This is a page for the software that I have made, most of it has been used in my research.


DyNet is a toolkit for dynamic neural networks, which are useful in natural language processing and many other fields. You can read the tech report, or papers on some of its innovations, such as our NIPS2017 paper automatic mini-batching.


Travatar is a toolkit for tree-to-string translation, which is able to achieve high accuracy between languages with large amounts of reordering. I describe more, including experiments comparing the method with other frameworks for translation in my demo paper at ACL 2013.


lamtram is a toolkit for language modeling or translation modeling using neural networks. We have used it in a number of projects, including our winning submission to the 2015 Workshop on Asian Translation.


lader is a tool to help solve long-distance reordering in machine translation, which also functions as an unsupervised discriminative parser.

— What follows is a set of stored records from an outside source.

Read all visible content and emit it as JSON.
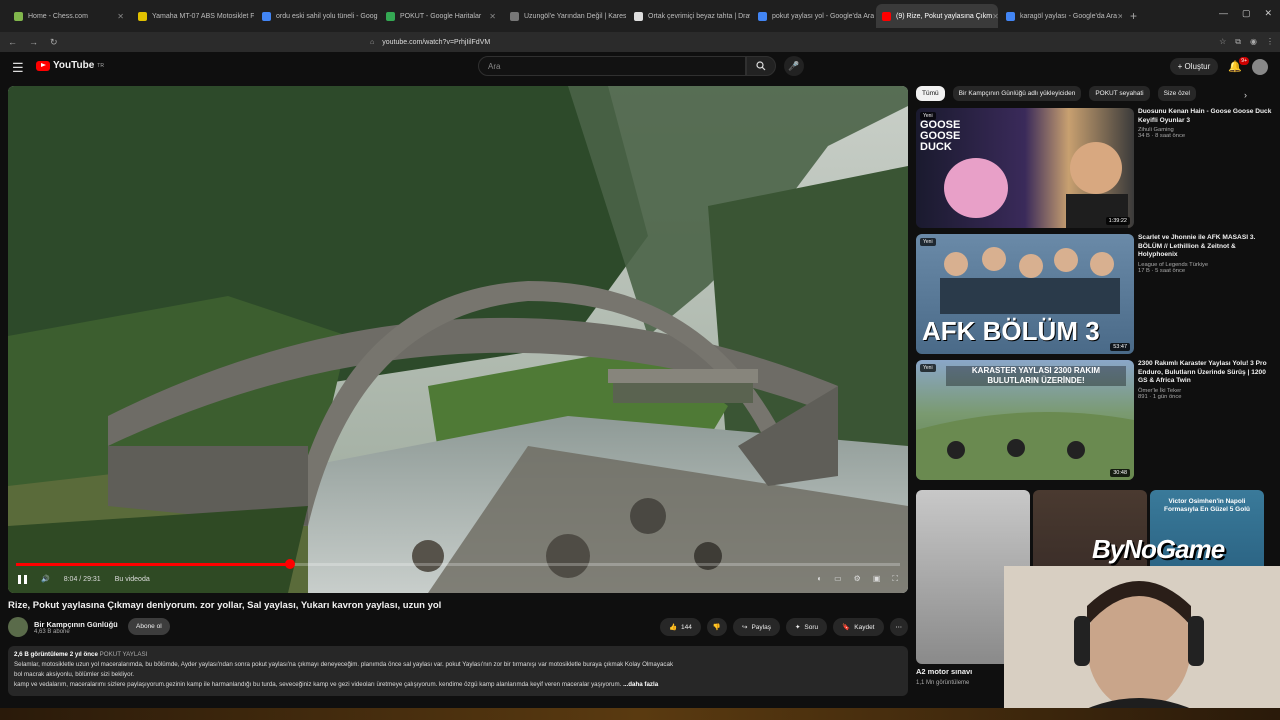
{
  "browser": {
    "tabs": [
      {
        "title": "Home - Chess.com",
        "color": "#81b64c",
        "active": false
      },
      {
        "title": "Yamaha MT-07 ABS Motosiklet Fiyatı",
        "color": "#e0c000",
        "active": false
      },
      {
        "title": "ordu eski sahil yolu tüneli - Google'da",
        "color": "#4285f4",
        "active": false
      },
      {
        "title": "POKUT - Google Haritalar",
        "color": "#34a853",
        "active": false
      },
      {
        "title": "Uzungöl'e Yarından Değil | Karesten",
        "color": "#777777",
        "active": false
      },
      {
        "title": "Ortak çevrimiçi beyaz tahta | Draw.Ch",
        "color": "#dddddd",
        "active": false
      },
      {
        "title": "pokut yaylası yol - Google'da Ara",
        "color": "#4285f4",
        "active": false
      },
      {
        "title": "(9) Rize, Pokut yaylasına Çıkm",
        "color": "#ff0000",
        "active": true
      },
      {
        "title": "karagöl yaylası - Google'da Ara",
        "color": "#4285f4",
        "active": false
      }
    ],
    "new_tab": "+",
    "url": "youtube.com/watch?v=PrhjIilFdVM",
    "nav_back": "←",
    "nav_forward": "→",
    "nav_reload": "↻"
  },
  "header": {
    "menu_icon": "☰",
    "logo_text": "YouTube",
    "logo_region": "TR",
    "search_placeholder": "Ara",
    "create_label": "+ Oluştur",
    "notification_count": "9+"
  },
  "player": {
    "current_time": "8:04",
    "duration": "29:31",
    "time_display": "8:04 / 29:31",
    "chapter_label": "Bu videoda",
    "progress_fraction": 0.31
  },
  "video": {
    "title": "Rize, Pokut yaylasına Çıkmayı deniyorum. zor yollar, Sal yaylası, Yukarı kavron yaylası, uzun yol",
    "channel_name": "Bir Kampçının Günlüğü",
    "subscribers": "4,63 B abone",
    "subscribe_label": "Abone ol",
    "likes": "144",
    "share_label": "Paylaş",
    "ask_label": "Soru",
    "save_label": "Kaydet",
    "more_label": "⋯",
    "views": "2,6 B görüntüleme",
    "age": "2 yıl önce",
    "tag": "POKUT YAYLASI",
    "description_line1": "Selamlar, motosikletle uzun yol maceralarımda, bu bölümde, Ayder yaylası'ndan sonra pokut yaylası'na çıkmayı deneyeceğim. planımda önce sal yaylası var. pokut Yaylası'nın zor bir tırmanışı var motosikletle buraya çıkmak Kolay Olmayacak",
    "description_line2": "bol macrak aksiyonlu, bölümler sizi bekliyor.",
    "description_line3": "kamp ve vedalarım, maceralarımı sizlere paylaşıyorum.gezinin kamp ile harmanlandığı bu turda, seveceğiniz  kamp ve gezi videoları  üretmeye çalışıyorum. kendime özgü  kamp alanlarımda keyif veren maceralar yaşıyorum.",
    "show_more": "...daha fazla"
  },
  "chips": [
    {
      "label": "Tümü",
      "active": true
    },
    {
      "label": "Bir Kampçının Günlüğü adlı yükleyiciden",
      "active": false
    },
    {
      "label": "POKUT seyahati",
      "active": false
    },
    {
      "label": "Size özel",
      "active": false
    }
  ],
  "recommendations": [
    {
      "title": "Duosunu Kenan Hain - Goose Goose Duck Keyifli Oyunlar 3",
      "channel": "Zihuli Gaming",
      "views": "34 B",
      "age": "8 saat önce",
      "duration": "1:39:22",
      "badge": "Yeni",
      "thumb_text": "GOOSE GOOSE DUCK"
    },
    {
      "title": "Scarlet ve Jhonnie ile AFK MASASI 3. BÖLÜM // Lethillion & Zeitnot & Holyphoenix",
      "channel": "League of Legends Türkiye",
      "views": "17 B",
      "age": "5 saat önce",
      "duration": "53:47",
      "badge": "Yeni",
      "thumb_text": "AFK BÖLÜM 3"
    },
    {
      "title": "2300 Rakımlı Karaster Yaylası Yolu! 3 Pro Enduro, Bulutların Üzerinde Sürüş | 1200 GS & Africa Twin",
      "channel": "Ömer'le İki Teker",
      "views": "891",
      "age": "1 gün önce",
      "duration": "30:48",
      "badge": "Yeni",
      "thumb_text": "KARASTER YAYLASI 2300 RAKIM BULUTLARIN ÜZERİNDE!"
    }
  ],
  "shorts": [
    {
      "title": "A2 motor sınavı",
      "views": "1,1 Mn görüntüleme"
    },
    {
      "title": "",
      "views": ""
    },
    {
      "title": "Victor Osimhen'in Napoli Formasıyla En Güzel 5 Golü",
      "views": ""
    }
  ],
  "overlay": {
    "watermark": "ByNoGame"
  }
}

In our paper at EMNLP 2012 we found that this allowed for gains in accuracy over phrase-based and hierarchical-phrase-based translation.


pialign is a phrase aligner for phrase-based statistical machine translation that can be used with the Moses decoder. It is based on Inversion Transduction Grammars, with a unique hierarchical model that makes it possible to learn phrase tables using a fully statistical model (no heuristics). In our paper at ACL 2011 we found that this compared favorably to the traditional approach, learning more compact models without a loss in accuracy. pialign also has the advantage that it can align strings of characters, not just strings of words, as shown in our ACL 2012 paper where we achieve competitive translation results using substring-to-substring translation.


latticelm is a tool for unsupervised word segmentation using the Bayesian Pitman-Yor Language model. It is essentially an implementation of Mochihashi et al's word segmentation method that can be learned over lattices. Using this tool, we found that it was possible to learn language models and word segmentations from continuous speech (InterSpeech 2010), without using any text.

Kyoto Text Analysis Toolkit (KyTea)

KyTea is a toolkit for text analysis of languages that require word segmentation such as Japanese and Chinese. We provide Japanese and Chinese models for performing word segmentation, pronunciation estimation, and POS tagging (Japanese only), and can be trained to perform other tasks if you have data. The most interesting technical point of KyTea is that it can be trained from partially annotated data, which means that you only have to annotate the important or difficult parts of sentences, instead of whole sentences like traditional methods. We have done research confirming that it allows for both competitive accuracy and efficient annotation on tasks such as pronunciation (LREC 2010), word segmentation, and POS annotation (ACL 2011).

Kyoto FST Decoder (Kyfd)

Kyfd is a tool for decoding weighted finite state transducer models for text processing. It is highly configurable, and can be used with just about any type of model, while taking simple text input that does not require manual construction of FST models. It has been used in my research for speaking style transformation (InterSpeech09, ICASSP10) and OCR error correction (Japanese), and by others for applications such as paraphrasing.

Kyoto Language Modeling Toolkit (Kylm)

Kylm is a simple language modeling toolkit written entirely in Java, implementing n-gram language models with a number of smoothing methods. It is able to create and evaluate character-based models for unknown words automatically. It is also able to export models directly to WFST format for use with Kyfd, OpenFst, or other WFST-based systems.

Other Programs and Scripts